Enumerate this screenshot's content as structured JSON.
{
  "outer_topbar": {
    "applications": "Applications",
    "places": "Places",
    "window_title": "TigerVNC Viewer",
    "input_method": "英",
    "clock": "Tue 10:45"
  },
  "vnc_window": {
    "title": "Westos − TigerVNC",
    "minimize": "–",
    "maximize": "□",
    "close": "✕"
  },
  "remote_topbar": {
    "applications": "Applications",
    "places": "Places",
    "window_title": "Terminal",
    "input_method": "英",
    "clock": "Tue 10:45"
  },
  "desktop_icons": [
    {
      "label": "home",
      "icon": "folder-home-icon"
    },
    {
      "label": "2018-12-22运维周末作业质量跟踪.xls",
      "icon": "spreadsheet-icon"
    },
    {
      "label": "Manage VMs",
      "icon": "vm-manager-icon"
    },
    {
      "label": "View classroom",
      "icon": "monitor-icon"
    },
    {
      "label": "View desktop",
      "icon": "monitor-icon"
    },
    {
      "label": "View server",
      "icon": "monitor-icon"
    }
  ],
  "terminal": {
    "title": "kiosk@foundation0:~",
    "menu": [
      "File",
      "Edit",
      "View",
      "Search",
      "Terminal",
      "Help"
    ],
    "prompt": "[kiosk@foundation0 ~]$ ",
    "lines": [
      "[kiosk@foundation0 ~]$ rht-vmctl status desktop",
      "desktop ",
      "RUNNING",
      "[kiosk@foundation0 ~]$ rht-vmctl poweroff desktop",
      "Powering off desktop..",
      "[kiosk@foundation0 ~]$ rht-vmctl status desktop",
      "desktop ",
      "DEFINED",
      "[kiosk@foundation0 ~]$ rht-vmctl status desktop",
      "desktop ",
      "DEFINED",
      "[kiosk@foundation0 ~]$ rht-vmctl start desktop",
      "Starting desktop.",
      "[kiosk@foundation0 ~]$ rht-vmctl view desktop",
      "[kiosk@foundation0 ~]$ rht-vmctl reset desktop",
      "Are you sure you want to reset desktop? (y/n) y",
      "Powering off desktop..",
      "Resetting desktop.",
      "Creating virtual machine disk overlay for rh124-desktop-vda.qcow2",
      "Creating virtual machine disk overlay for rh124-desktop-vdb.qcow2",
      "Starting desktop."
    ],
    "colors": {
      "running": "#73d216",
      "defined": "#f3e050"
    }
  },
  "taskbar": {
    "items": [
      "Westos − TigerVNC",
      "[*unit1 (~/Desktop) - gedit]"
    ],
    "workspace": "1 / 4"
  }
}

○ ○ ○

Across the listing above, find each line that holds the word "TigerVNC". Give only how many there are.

» **Reply**
3